-------- INFORMATION

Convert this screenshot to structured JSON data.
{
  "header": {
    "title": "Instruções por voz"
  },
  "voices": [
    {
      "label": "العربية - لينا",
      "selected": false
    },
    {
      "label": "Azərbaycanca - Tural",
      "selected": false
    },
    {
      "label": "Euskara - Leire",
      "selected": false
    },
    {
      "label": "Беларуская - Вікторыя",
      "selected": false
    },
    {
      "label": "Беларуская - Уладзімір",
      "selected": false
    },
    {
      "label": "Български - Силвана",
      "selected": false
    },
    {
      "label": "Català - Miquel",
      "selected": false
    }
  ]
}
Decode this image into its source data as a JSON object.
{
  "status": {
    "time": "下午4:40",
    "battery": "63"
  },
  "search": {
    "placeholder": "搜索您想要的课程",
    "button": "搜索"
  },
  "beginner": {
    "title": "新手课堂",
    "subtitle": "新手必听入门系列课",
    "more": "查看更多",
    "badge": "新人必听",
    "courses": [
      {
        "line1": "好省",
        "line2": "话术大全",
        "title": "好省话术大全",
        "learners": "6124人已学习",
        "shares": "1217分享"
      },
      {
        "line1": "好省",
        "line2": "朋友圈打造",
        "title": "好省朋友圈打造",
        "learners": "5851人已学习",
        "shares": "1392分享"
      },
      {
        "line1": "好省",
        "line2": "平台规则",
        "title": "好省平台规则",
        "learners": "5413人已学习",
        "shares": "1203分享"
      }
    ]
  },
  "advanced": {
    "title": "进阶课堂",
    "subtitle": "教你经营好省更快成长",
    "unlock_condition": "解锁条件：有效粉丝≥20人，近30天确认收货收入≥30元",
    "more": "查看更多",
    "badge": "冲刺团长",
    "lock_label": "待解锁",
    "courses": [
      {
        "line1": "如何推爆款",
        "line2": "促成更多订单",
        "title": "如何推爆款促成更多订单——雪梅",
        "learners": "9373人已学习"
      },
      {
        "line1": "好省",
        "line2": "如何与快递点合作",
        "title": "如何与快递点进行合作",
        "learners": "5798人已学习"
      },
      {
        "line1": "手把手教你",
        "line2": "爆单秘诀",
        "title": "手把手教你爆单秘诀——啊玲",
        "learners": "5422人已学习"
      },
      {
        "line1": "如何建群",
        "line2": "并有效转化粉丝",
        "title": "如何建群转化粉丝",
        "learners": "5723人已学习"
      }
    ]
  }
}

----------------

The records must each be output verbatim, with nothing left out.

▶ **TASK OUTPUT**:
Convert this screenshot to structured JSON data.
{
  "header": {
    "title": "Instruções por voz"
  },
  "voices": [
    {
      "label": "العربية - لينا",
      "selected": false
    },
    {
      "label": "Azərbaycanca - Tural",
      "selected": false
    },
    {
      "label": "Euskara - Leire",
      "selected": false
    },
    {
      "label": "Беларуская - Вікторыя",
      "selected": false
    },
    {
      "label": "Беларуская - Уладзімір",
      "selected": false
    },
    {
      "label": "Български - Силвана",
      "selected": false
    },
    {
      "label": "Català - Miquel",
      "selected": false
    }
  ]
}
Decode this image into its source data as a JSON object.
{
  "status": {
    "time": "下午4:40",
    "battery": "63"
  },
  "search": {
    "placeholder": "搜索您想要的课程",
    "button": "搜索"
  },
  "beginner": {
    "title": "新手课堂",
    "subtitle": "新手必听入门系列课",
    "more": "查看更多",
    "badge": "新人必听",
    "courses": [
      {
        "line1": "好省",
        "line2": "话术大全",
        "title": "好省话术大全",
        "learners": "6124人已学习",
        "shares": "1217分享"
      },
      {
        "line1": "好省",
        "line2": "朋友圈打造",
        "title": "好省朋友圈打造",
        "learners": "5851人已学习",
        "shares": "1392分享"
      },
      {
        "line1": "好省",
        "line2": "平台规则",
        "title": "好省平台规则",
        "learners": "5413人已学习",
        "shares": "1203分享"
      }
    ]
  },
  "advanced": {
    "title": "进阶课堂",
    "subtitle": "教你经营好省更快成长",
    "unlock_condition": "解锁条件：有效粉丝≥20人，近30天确认收货收入≥30元",
    "more": "查看更多",
    "badge": "冲刺团长",
    "lock_label": "待解锁",
    "courses": [
      {
        "line1": "如何推爆款",
        "line2": "促成更多订单",
        "title": "如何推爆款促成更多订单——雪梅",
        "learners": "9373人已学习"
      },
      {
        "line1": "好省",
        "line2": "如何与快递点合作",
        "title": "如何与快递点进行合作",
        "learners": "5798人已学习"
      },
      {
        "line1": "手把手教你",
        "line2": "爆单秘诀",
        "title": "手把手教你爆单秘诀——啊玲",
        "learners": "5422人已学习"
      },
      {
        "line1": "如何建群",
        "line2": "并有效转化粉丝",
        "title": "如何建群转化粉丝",
        "learners": "5723人已学习"
      }
    ]
  }
}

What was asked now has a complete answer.